The Art of Teaching Saturday Seminar Series for the Classroom Professional: A Collaborative Circle
"Come to the Art of Teaching graduate program at Sarah Lawrence College and never have to leave!"
It is a bright sunny Saturday morning in December. Twenty-five teachers, from across the early childhood and the elementary years, meet in the Graduate Studies living room at Sarah Lawrence College to think together about literacy teaching and learning: How do children learn to read and write? What do we know about that? The group is made up of Art of Teaching graduates and their colleagues, teachers who host student teachers from the graduate program, and other interested educators. Some have participated for years in the Art of Teaching Saturday Seminar Series for the Classroom Professional, others join us for the first time. Their teaching experiences span school settings, years teaching, ages taught; the variety and richness of what they bring is the foundation for the complex and layered understandings that emerge each Saturday. On a previous Saturday in November, these teachers had focused on "Math as a Way of Thinking, Questioning, Problem-Solving, and Communicating," and in February they would convene to think together about "The Tone of Teaching: Redefining Classroom Management." These topics, and a final Saturday focused on "The Arts in School," comprised one year's Saturday Seminar series.
The Art of Teaching Saturday Seminar Series for the Classroom Professional grew out of a commitment to offer ongoing support for teachers who graduate from the Art of Teaching program. We knew from experience the isolation teachers can feel as they move into the world of schools. We hold a deep appreciation for the support teachers receive by working alongside other teachers who share their concerns and questions. In the Saturday Seminar work at Sarah Lawrence College, we draw on the the Descriptive Inquiry Processes developed at the Prospect School and Center as a way of talking with one another founded on teacher knowledge made through careful observing and documenting in classrooms. These processes enable conversations that value veterans and new teachers equally.
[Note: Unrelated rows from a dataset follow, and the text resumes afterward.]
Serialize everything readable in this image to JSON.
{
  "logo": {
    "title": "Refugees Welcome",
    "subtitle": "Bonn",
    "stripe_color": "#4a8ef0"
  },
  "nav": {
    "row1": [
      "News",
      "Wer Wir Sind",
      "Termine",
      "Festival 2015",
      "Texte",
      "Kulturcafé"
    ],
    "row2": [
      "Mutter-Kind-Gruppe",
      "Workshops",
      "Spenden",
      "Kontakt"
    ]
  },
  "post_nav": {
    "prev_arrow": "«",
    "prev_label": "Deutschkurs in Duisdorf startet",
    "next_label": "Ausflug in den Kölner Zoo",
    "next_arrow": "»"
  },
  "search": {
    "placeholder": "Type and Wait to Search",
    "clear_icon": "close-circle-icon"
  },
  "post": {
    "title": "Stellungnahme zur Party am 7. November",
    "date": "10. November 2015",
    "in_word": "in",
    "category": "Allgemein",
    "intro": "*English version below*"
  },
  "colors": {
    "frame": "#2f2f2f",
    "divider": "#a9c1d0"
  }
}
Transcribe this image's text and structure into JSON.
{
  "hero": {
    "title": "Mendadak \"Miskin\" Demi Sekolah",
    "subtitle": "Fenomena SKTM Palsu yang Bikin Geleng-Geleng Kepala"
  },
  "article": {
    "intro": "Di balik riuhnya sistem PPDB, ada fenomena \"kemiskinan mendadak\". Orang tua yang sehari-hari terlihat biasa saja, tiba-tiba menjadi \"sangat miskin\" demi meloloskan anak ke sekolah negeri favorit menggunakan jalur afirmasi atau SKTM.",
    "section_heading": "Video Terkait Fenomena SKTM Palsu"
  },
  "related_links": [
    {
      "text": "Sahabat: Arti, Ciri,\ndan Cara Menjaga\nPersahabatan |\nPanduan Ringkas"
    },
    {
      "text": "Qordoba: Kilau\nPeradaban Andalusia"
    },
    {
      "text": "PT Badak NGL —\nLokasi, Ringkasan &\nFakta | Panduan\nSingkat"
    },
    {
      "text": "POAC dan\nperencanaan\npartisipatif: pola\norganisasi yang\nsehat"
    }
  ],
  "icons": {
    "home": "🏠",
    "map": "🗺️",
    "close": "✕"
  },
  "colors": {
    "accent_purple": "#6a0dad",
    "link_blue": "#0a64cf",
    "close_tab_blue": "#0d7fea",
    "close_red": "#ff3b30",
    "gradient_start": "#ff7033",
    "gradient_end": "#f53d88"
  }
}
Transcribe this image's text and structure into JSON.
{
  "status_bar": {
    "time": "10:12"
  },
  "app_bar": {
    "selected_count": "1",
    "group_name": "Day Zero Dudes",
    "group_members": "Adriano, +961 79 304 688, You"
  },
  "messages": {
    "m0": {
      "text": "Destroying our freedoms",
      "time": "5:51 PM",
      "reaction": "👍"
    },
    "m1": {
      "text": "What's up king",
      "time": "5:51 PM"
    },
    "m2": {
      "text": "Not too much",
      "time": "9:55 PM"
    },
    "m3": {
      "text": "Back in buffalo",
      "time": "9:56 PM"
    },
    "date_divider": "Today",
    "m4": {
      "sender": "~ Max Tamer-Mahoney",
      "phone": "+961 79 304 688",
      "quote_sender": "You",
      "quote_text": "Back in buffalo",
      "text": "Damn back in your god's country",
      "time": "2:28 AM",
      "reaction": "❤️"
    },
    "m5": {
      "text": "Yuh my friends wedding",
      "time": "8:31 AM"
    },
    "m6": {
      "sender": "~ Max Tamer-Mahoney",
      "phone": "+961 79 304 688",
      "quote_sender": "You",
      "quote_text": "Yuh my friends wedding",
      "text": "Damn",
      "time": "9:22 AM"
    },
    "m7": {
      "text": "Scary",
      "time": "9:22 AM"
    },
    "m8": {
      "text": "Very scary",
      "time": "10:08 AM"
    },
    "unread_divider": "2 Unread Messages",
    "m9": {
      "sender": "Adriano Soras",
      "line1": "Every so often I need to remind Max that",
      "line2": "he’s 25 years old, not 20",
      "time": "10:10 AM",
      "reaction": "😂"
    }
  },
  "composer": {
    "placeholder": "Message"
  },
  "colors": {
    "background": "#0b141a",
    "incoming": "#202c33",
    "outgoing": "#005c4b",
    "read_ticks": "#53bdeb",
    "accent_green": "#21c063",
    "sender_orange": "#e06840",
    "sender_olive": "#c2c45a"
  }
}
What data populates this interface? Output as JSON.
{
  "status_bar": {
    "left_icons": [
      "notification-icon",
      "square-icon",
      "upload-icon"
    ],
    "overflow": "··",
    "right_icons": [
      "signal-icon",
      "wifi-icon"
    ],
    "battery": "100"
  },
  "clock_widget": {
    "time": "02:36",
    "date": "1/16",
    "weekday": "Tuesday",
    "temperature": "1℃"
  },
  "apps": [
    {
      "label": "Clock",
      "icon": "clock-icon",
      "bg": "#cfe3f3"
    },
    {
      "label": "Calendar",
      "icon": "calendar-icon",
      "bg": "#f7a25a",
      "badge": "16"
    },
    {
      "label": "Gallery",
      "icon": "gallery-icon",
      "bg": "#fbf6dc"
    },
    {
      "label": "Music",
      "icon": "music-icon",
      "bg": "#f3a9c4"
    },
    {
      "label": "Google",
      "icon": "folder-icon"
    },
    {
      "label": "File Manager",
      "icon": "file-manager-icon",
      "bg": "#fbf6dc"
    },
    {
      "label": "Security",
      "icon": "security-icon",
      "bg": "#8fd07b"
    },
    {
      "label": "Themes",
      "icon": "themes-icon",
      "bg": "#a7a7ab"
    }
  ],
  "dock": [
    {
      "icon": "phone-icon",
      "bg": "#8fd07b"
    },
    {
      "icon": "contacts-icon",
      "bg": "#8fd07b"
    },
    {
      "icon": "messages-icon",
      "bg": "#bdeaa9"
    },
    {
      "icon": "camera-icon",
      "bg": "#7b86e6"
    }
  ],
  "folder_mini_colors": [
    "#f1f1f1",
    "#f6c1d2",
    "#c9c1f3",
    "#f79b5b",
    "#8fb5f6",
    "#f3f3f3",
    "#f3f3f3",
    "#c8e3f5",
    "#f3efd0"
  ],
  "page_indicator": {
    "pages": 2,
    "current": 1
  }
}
The focus is on children and what we learn by getting to know them to create classrooms and a curriculum that engages and supports each one as an individual.
Why teachers come—as they have expressed it:
- To maintain your center and do what you say you value for children, while also recognizing the compromises you make and the cost of each one.
- To find the cracks by hearing how others have worked against engrained practices.
- To establish a trusting circle in which teachers can air their concerns alongside others who share their values and their struggle.
- To be in a conversation that starts from children, informing curriculum through knowledge of each child.
- To maintain teaching as action and art, a space in which teachers are seen as agents of social change.
- To create a space for teachers to grapple: to think critically and intellectually and sort out for themselves what they value and believe, and to think together about creating such intellectual spaces for children.